EXERCISE REQUIREMENTS: The data is to be repeated exactly, with the images removed.

Extracted records:
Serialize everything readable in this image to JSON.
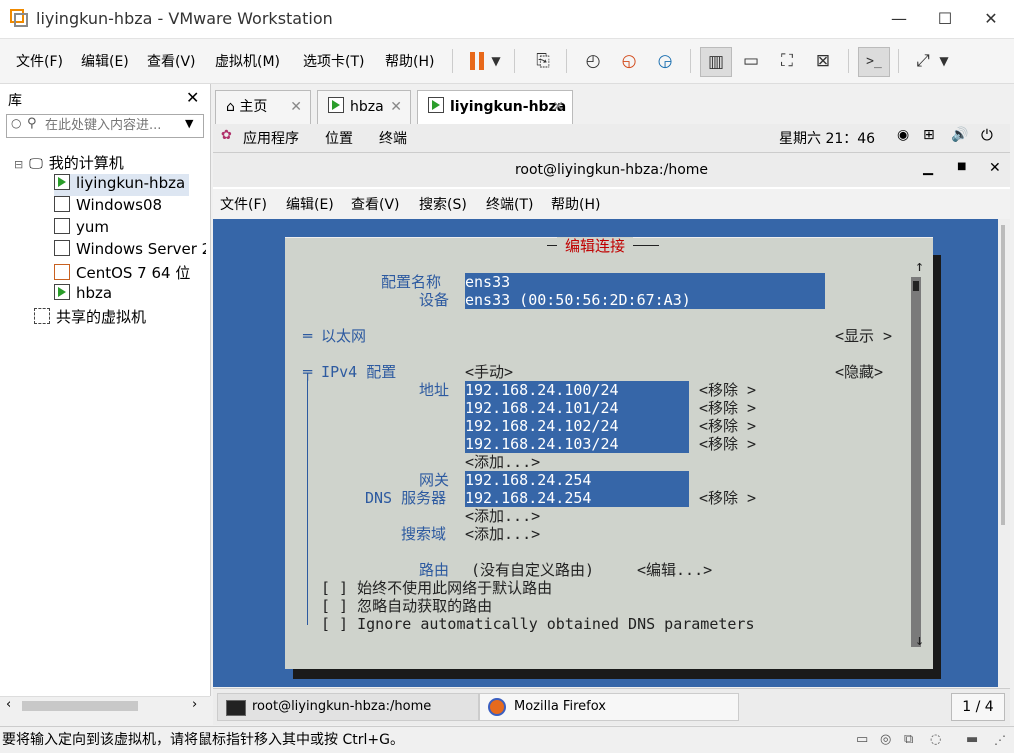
{
  "window": {
    "title": "liyingkun-hbza - VMware Workstation"
  },
  "menubar": [
    "文件(F)",
    "编辑(E)",
    "查看(V)",
    "虚拟机(M)",
    "选项卡(T)",
    "帮助(H)"
  ],
  "library": {
    "title": "库",
    "search_placeholder": "在此处键入内容进...",
    "root": "我的计算机",
    "vms": [
      {
        "name": "liyingkun-hbza",
        "running": true,
        "selected": true
      },
      {
        "name": "Windows08",
        "running": false
      },
      {
        "name": "yum",
        "running": false
      },
      {
        "name": "Windows Server 2",
        "running": false
      },
      {
        "name": "CentOS 7 64 位",
        "running": false
      },
      {
        "name": "hbza",
        "running": true
      }
    ],
    "shared": "共享的虚拟机"
  },
  "tabs": [
    {
      "label": "主页"
    },
    {
      "label": "hbza"
    },
    {
      "label": "liyingkun-hbza",
      "active": true
    }
  ],
  "gnome": {
    "applications": "应用程序",
    "places": "位置",
    "terminal": "终端",
    "clock": "星期六 21：46"
  },
  "terminal": {
    "title": "root@liyingkun-hbza:/home",
    "menu": [
      "文件(F)",
      "编辑(E)",
      "查看(V)",
      "搜索(S)",
      "终端(T)",
      "帮助(H)"
    ]
  },
  "dialog": {
    "title": "编辑连接",
    "profile_label": "配置名称",
    "profile_value": "ens33",
    "device_label": "设备",
    "device_value": "ens33 (00:50:56:2D:67:A3)",
    "ethernet_label": "═ 以太网",
    "ethernet_action": "<显示 >",
    "ipv4_label": "╤ IPv4 配置",
    "ipv4_mode": "<手动>",
    "ipv4_action": "<隐藏>",
    "address_label": "地址",
    "addresses": [
      "192.168.24.100/24",
      "192.168.24.101/24",
      "192.168.24.102/24",
      "192.168.24.103/24"
    ],
    "remove": "<移除 >",
    "add": "<添加...>",
    "gateway_label": "网关",
    "gateway_value": "192.168.24.254",
    "dns_label": "DNS 服务器",
    "dns_value": "192.168.24.254",
    "search_label": "搜索域",
    "routing_label": "路由",
    "routing_value": "(没有自定义路由)",
    "routing_edit": "<编辑...>",
    "checks": [
      "[ ] 始终不使用此网络于默认路由",
      "[ ] 忽略自动获取的路由",
      "[ ] Ignore automatically obtained DNS parameters"
    ],
    "scroll_up": "↑",
    "scroll_down": "↓"
  },
  "vm_taskbar": {
    "items": [
      "root@liyingkun-hbza:/home",
      "Mozilla Firefox"
    ],
    "pager": "1 / 4"
  },
  "status": {
    "text": "要将输入定向到该虚拟机，请将鼠标指针移入其中或按 Ctrl+G。"
  }
}
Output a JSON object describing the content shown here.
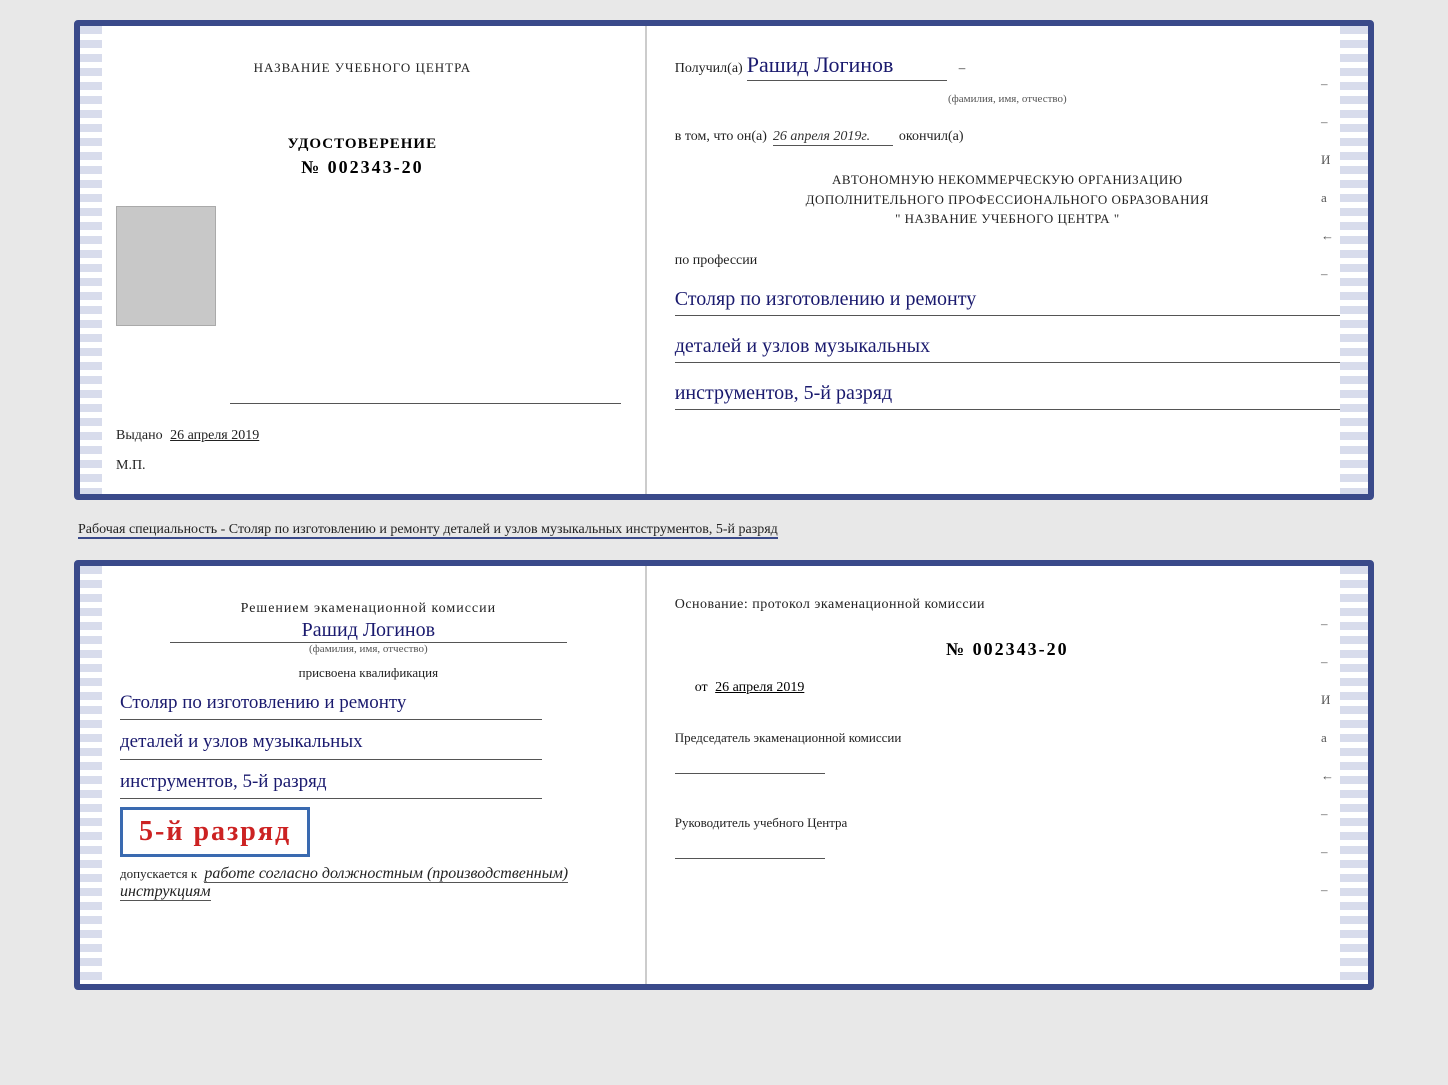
{
  "topDoc": {
    "left": {
      "centerTitle": "НАЗВАНИЕ УЧЕБНОГО ЦЕНТРА",
      "udostTitle": "УДОСТОВЕРЕНИЕ",
      "udostNumber": "№ 002343-20",
      "vydanoLabel": "Выдано",
      "vydanoDate": "26 апреля 2019",
      "mpLabel": "М.П."
    },
    "right": {
      "poluchilLabel": "Получил(а)",
      "recipientName": "Рашид Логинов",
      "nameSubLabel": "(фамилия, имя, отчество)",
      "vtomLabel": "в том, что он(а)",
      "completionDate": "26 апреля 2019г.",
      "okonchilLabel": "окончил(а)",
      "orgLine1": "АВТОНОМНУЮ НЕКОММЕРЧЕСКУЮ ОРГАНИЗАЦИЮ",
      "orgLine2": "ДОПОЛНИТЕЛЬНОГО ПРОФЕССИОНАЛЬНОГО ОБРАЗОВАНИЯ",
      "orgLine3": "\"  НАЗВАНИЕ УЧЕБНОГО ЦЕНТРА  \"",
      "poProfessiiLabel": "по профессии",
      "profLine1": "Столяр по изготовлению и ремонту",
      "profLine2": "деталей и узлов музыкальных",
      "profLine3": "инструментов, 5-й разряд"
    }
  },
  "specialtyInfo": "Рабочая специальность - Столяр по изготовлению и ремонту деталей и узлов музыкальных инструментов, 5-й разряд",
  "bottomDoc": {
    "left": {
      "resheniyemTitle": "Решением экаменационной комиссии",
      "recipientName": "Рашид Логинов",
      "nameSubLabel": "(фамилия, имя, отчество)",
      "prisvoenaLabel": "присвоена квалификация",
      "profLine1": "Столяр по изготовлению и ремонту",
      "profLine2": "деталей и узлов музыкальных",
      "profLine3": "инструментов, 5-й разряд",
      "razryadBig": "5-й разряд",
      "dopuskaetsyaLabel": "допускается к",
      "dopuskaetsyaText": "работе согласно должностным (производственным) инструкциям"
    },
    "right": {
      "osnovaniTitle": "Основание: протокол экаменационной комиссии",
      "protocolNumber": "№ 002343-20",
      "otLabel": "от",
      "otDate": "26 апреля 2019",
      "predsedatelLabel": "Председатель экаменационной комиссии",
      "rukovoditelLabel": "Руководитель учебного Центра"
    }
  }
}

YOUR SOLUTION:
Serialize everything readable in this image to JSON.
{
  "window": {
    "title": "liyingkun-hbza - VMware Workstation"
  },
  "menubar": [
    "文件(F)",
    "编辑(E)",
    "查看(V)",
    "虚拟机(M)",
    "选项卡(T)",
    "帮助(H)"
  ],
  "library": {
    "title": "库",
    "search_placeholder": "在此处键入内容进...",
    "root": "我的计算机",
    "vms": [
      {
        "name": "liyingkun-hbza",
        "running": true,
        "selected": true
      },
      {
        "name": "Windows08",
        "running": false
      },
      {
        "name": "yum",
        "running": false
      },
      {
        "name": "Windows Server 2",
        "running": false
      },
      {
        "name": "CentOS 7 64 位",
        "running": false
      },
      {
        "name": "hbza",
        "running": true
      }
    ],
    "shared": "共享的虚拟机"
  },
  "tabs": [
    {
      "label": "主页"
    },
    {
      "label": "hbza"
    },
    {
      "label": "liyingkun-hbza",
      "active": true
    }
  ],
  "gnome": {
    "applications": "应用程序",
    "places": "位置",
    "terminal": "终端",
    "clock": "星期六 21：46"
  },
  "terminal": {
    "title": "root@liyingkun-hbza:/home",
    "menu": [
      "文件(F)",
      "编辑(E)",
      "查看(V)",
      "搜索(S)",
      "终端(T)",
      "帮助(H)"
    ]
  },
  "dialog": {
    "title": "编辑连接",
    "profile_label": "配置名称",
    "profile_value": "ens33",
    "device_label": "设备",
    "device_value": "ens33 (00:50:56:2D:67:A3)",
    "ethernet_label": "═ 以太网",
    "ethernet_action": "<显示 >",
    "ipv4_label": "╤ IPv4 配置",
    "ipv4_mode": "<手动>",
    "ipv4_action": "<隐藏>",
    "address_label": "地址",
    "addresses": [
      "192.168.24.100/24",
      "192.168.24.101/24",
      "192.168.24.102/24",
      "192.168.24.103/24"
    ],
    "remove": "<移除 >",
    "add": "<添加...>",
    "gateway_label": "网关",
    "gateway_value": "192.168.24.254",
    "dns_label": "DNS 服务器",
    "dns_value": "192.168.24.254",
    "search_label": "搜索域",
    "routing_label": "路由",
    "routing_value": "(没有自定义路由)",
    "routing_edit": "<编辑...>",
    "checks": [
      "[ ] 始终不使用此网络于默认路由",
      "[ ] 忽略自动获取的路由",
      "[ ] Ignore automatically obtained DNS parameters"
    ],
    "scroll_up": "↑",
    "scroll_down": "↓"
  },
  "vm_taskbar": {
    "items": [
      "root@liyingkun-hbza:/home",
      "Mozilla Firefox"
    ],
    "pager": "1 / 4"
  },
  "status": {
    "text": "要将输入定向到该虚拟机，请将鼠标指针移入其中或按 Ctrl+G。"
  }
}
Output a JSON object describing the content shown here.
{
  "topDoc": {
    "left": {
      "centerTitle": "НАЗВАНИЕ УЧЕБНОГО ЦЕНТРА",
      "udostTitle": "УДОСТОВЕРЕНИЕ",
      "udostNumber": "№ 002343-20",
      "vydanoLabel": "Выдано",
      "vydanoDate": "26 апреля 2019",
      "mpLabel": "М.П."
    },
    "right": {
      "poluchilLabel": "Получил(а)",
      "recipientName": "Рашид Логинов",
      "nameSubLabel": "(фамилия, имя, отчество)",
      "vtomLabel": "в том, что он(а)",
      "completionDate": "26 апреля 2019г.",
      "okonchilLabel": "окончил(а)",
      "orgLine1": "АВТОНОМНУЮ НЕКОММЕРЧЕСКУЮ ОРГАНИЗАЦИЮ",
      "orgLine2": "ДОПОЛНИТЕЛЬНОГО ПРОФЕССИОНАЛЬНОГО ОБРАЗОВАНИЯ",
      "orgLine3": "\"  НАЗВАНИЕ УЧЕБНОГО ЦЕНТРА  \"",
      "poProfessiiLabel": "по профессии",
      "profLine1": "Столяр по изготовлению и ремонту",
      "profLine2": "деталей и узлов музыкальных",
      "profLine3": "инструментов, 5-й разряд"
    }
  },
  "specialtyInfo": "Рабочая специальность - Столяр по изготовлению и ремонту деталей и узлов музыкальных инструментов, 5-й разряд",
  "bottomDoc": {
    "left": {
      "resheniyemTitle": "Решением экаменационной комиссии",
      "recipientName": "Рашид Логинов",
      "nameSubLabel": "(фамилия, имя, отчество)",
      "prisvoenaLabel": "присвоена квалификация",
      "profLine1": "Столяр по изготовлению и ремонту",
      "profLine2": "деталей и узлов музыкальных",
      "profLine3": "инструментов, 5-й разряд",
      "razryadBig": "5-й разряд",
      "dopuskaetsyaLabel": "допускается к",
      "dopuskaetsyaText": "работе согласно должностным (производственным) инструкциям"
    },
    "right": {
      "osnovaniTitle": "Основание: протокол экаменационной комиссии",
      "protocolNumber": "№ 002343-20",
      "otLabel": "от",
      "otDate": "26 апреля 2019",
      "predsedatelLabel": "Председатель экаменационной комиссии",
      "rukovoditelLabel": "Руководитель учебного Центра"
    }
  }
}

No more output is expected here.